Wednesday, April 2, 2014

Indian Central Bank Stands Pat

The Reserve Bank of India (RBI) left the benchmark repurchase rate unchanged at 8% Tuesday, with the cash reserve ratio and reverse repurchase steady at 4% and 7%, respectively. The move was as expected, with the rhetoric still predominantly cautious on inflation, while downside risks to growth were highlighted. 

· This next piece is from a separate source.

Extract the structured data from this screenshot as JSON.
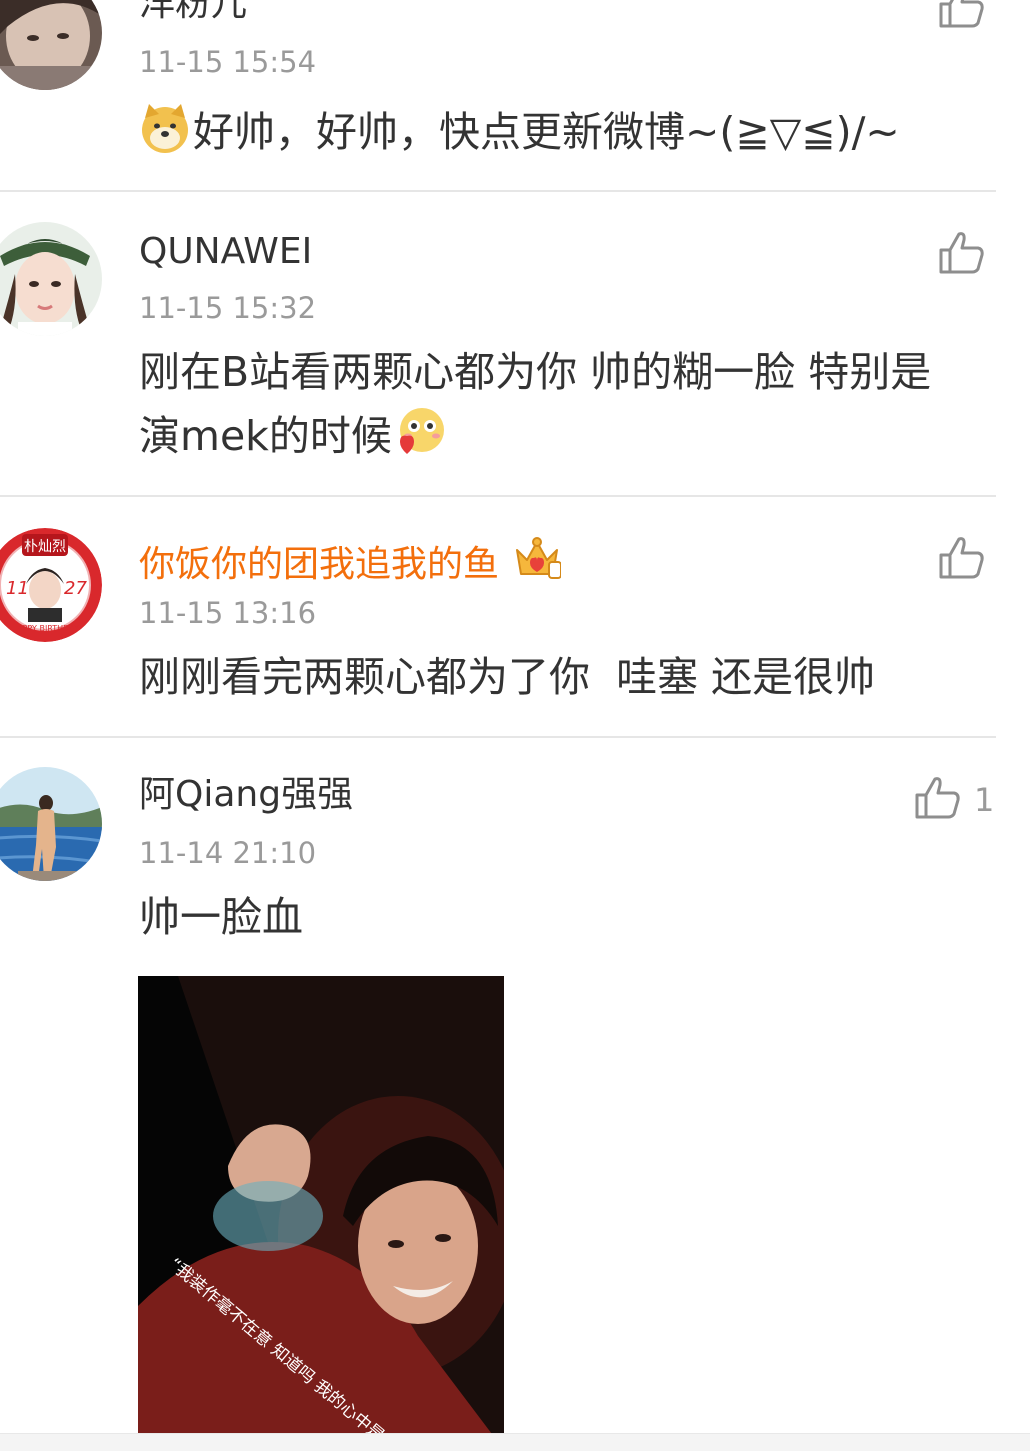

The moderation in the consumer price inflation was acknowledged, but mainly pinned on the disinflation in food prices, outside of which price pressures continue to be supported. With vegetable prices expected to have entered their "seasonal trough", the RBI does not expect further softening from current levels. 
 
Looking ahead, inflation prints face upside risks in the June quarter of this year and the March quarter of next year, while the September and December quarters are capped by favourable base effects. The central bank will also need to factor in the fiscal leaning of the new government beyond May. In this regard, the budget to be tabled in June or July will be a litmus test to gauge their economic priorities, especially on aspects like the minimum support prices and administered products. 
Downside risks to growth also received a mention, with real GDP growth projected to pick up from sub-5% in this fiscal year to 5%-6% in 2014/15, close to our estimates. Potential GDP was "lower than 6%", suggesting that the output gap was at about 1%. That said, the central bank governor is unlikely to consider rate cuts to boost growth, given the central tenet that there was no trade-off between inflation and recovery. Low and manageable inflation is in fact seen as a necessary pre requisite for sustained pickup in growth. 
The upcoming elections add an event risk to the policy horizon along with the likelihood that poor weather conditions might feed into inflation yet again. At this juncture, the RBI will prefer to remain in wait-and-see mode to gain more clarity on the data outruns. The stable rupee also helps in this regard. We expect the rate trajectory to flatten here on, with no change likely at the next review in early-June. By then, the May election results will also be on hand, but a close-to-expectations outcome is unlikely to see the central bank throw caution to the air. The tight hold on policy levers is expected to remain in place.